Russia releases footage of airstrikes in Syria.
(photo credit: screenshot)
Russian President Vladimir Putin stationed an air-defense missile system in Syria that is capable of striking aircraft as far away as Tel Aviv, according to a report published on Friday.
The S-400 air-defense system has been deployed at the Latakia airbase on the Syrian coast, according to the British Daily Mail newspaper.
The Russian-developed advanced missile system is an upgrade of the S-300 anti-aircraft system, which according to reports Moscow has recently agreed to sell to Tehran.
The S-400 missiles can reach a range of 400 km. and strike aircraft at 90,000 feet.

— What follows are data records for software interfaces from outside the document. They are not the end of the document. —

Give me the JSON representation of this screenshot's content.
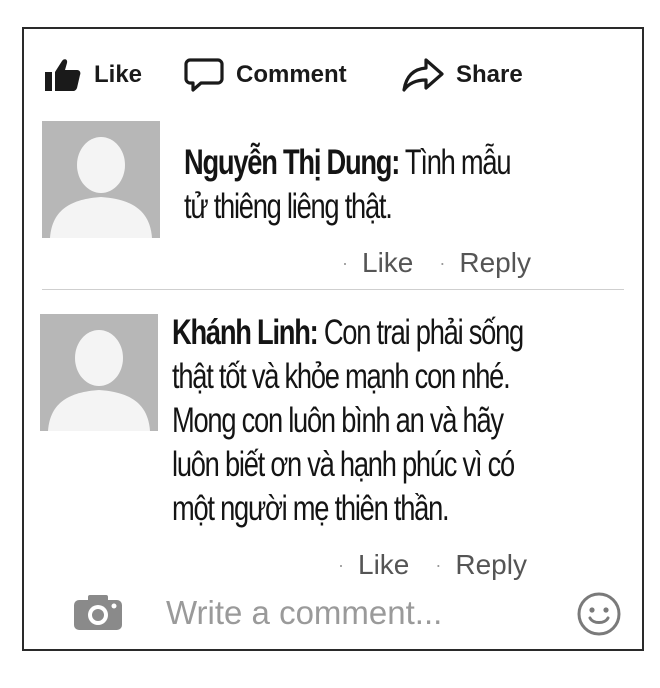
{
  "actions": {
    "like_label": "Like",
    "comment_label": "Comment",
    "share_label": "Share"
  },
  "comments": [
    {
      "author": "Nguyễn Thị Dung:",
      "lines": [
        "Tình mẫu",
        "tử thiêng liêng thật."
      ],
      "like_label": "Like",
      "reply_label": "Reply"
    },
    {
      "author": "Khánh Linh:",
      "lines": [
        "Con trai phải sống",
        "thật tốt và khỏe mạnh con nhé.",
        "Mong con luôn bình an và hãy",
        "luôn biết ơn và hạnh phúc vì có",
        "một người mẹ thiên thần."
      ],
      "like_label": "Like",
      "reply_label": "Reply"
    }
  ],
  "composer": {
    "placeholder": "Write a comment..."
  },
  "icons": {
    "like": "thumbs-up-icon",
    "comment": "speech-bubble-icon",
    "share": "share-arrow-icon",
    "camera": "camera-icon",
    "emoji": "smiley-icon"
  }
}
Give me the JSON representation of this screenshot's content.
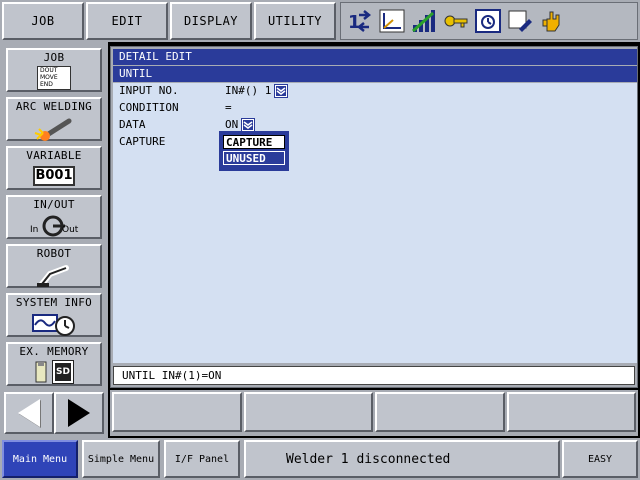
{
  "top_menu": {
    "job": "JOB",
    "edit": "EDIT",
    "display": "DISPLAY",
    "utility": "UTILITY"
  },
  "status_icons": [
    "coordinate-icon",
    "tool-frame-icon",
    "speed-level-icon",
    "key-security-icon",
    "job-status-icon",
    "edit-mode-icon",
    "hand-servo-icon"
  ],
  "sidebar": {
    "items": [
      {
        "label": "JOB",
        "pic_text": [
          "DOUT",
          "MOVE",
          "END"
        ]
      },
      {
        "label": "ARC WELDING"
      },
      {
        "label": "VARIABLE",
        "pic_text": "B001"
      },
      {
        "label": "IN/OUT",
        "pic_in": "In",
        "pic_out": "Out"
      },
      {
        "label": "ROBOT"
      },
      {
        "label": "SYSTEM INFO"
      },
      {
        "label": "EX. MEMORY",
        "pic_text": "SD"
      }
    ]
  },
  "main": {
    "title": "DETAIL EDIT",
    "subtitle": "UNTIL",
    "fields": [
      {
        "label": "INPUT NO.",
        "value": "IN#() 1"
      },
      {
        "label": "CONDITION",
        "value": "="
      },
      {
        "label": "DATA",
        "value": "ON"
      },
      {
        "label": "CAPTURE",
        "value": ""
      }
    ],
    "popup_options": [
      "CAPTURE",
      "UNUSED"
    ],
    "input_line": "UNTIL IN#(1)=ON"
  },
  "bottom_bar": {
    "main_menu": "Main Menu",
    "simple_menu": "Simple Menu",
    "if_panel": "I/F Panel",
    "message": "Welder 1 disconnected",
    "easy": "EASY"
  },
  "colors": {
    "title_bar": "#2a3b9a",
    "content_bg": "#d4e0f2",
    "panel_gray": "#a8acb4",
    "main_menu_active": "#2f44b8"
  }
}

From Latakia, the missiles could reach much of Israel, as well as the eastern Mediterranean, Cyprus and southern Turkey.
Russian involvement in the Syrian civil war has stepped up in recent weeks, with Moscow leading air strikes in Syria to support the regime of ally President Bashar Assad.
From Israel’s perspective, there are two emerging consequences of Russia’s aerial intervention in Syria.
The first is that Russia’s allies on the ground in Syria, who happen to be Israel’s bitter enemies, will now expand their troublesome presence near the Israeli border.
Specifically, the Iranian Revolutionary Guard Corps, its transnational terrorist unit the Quds Force, Hezbollah forces and Assad military units are all benefiting from Russia’s air war in Syria, and their enhanced presence on Israel’s border will soon be a fact on the ground.
The second consequence of Russia’s operations in Syria is that it complicates Israel’s own extensive intelligence efforts and, according to international reports, covert strike sorties over Syria.
Russian jets are now flying in Syria’s deep south, in Deraa, dropping munitions, and putting the Israel Air Force on the highest alert, despite the deconfliction mechanism created by the IDF and Russian Armed Forces in recent weeks.Yaakov Lappin contributed to this report.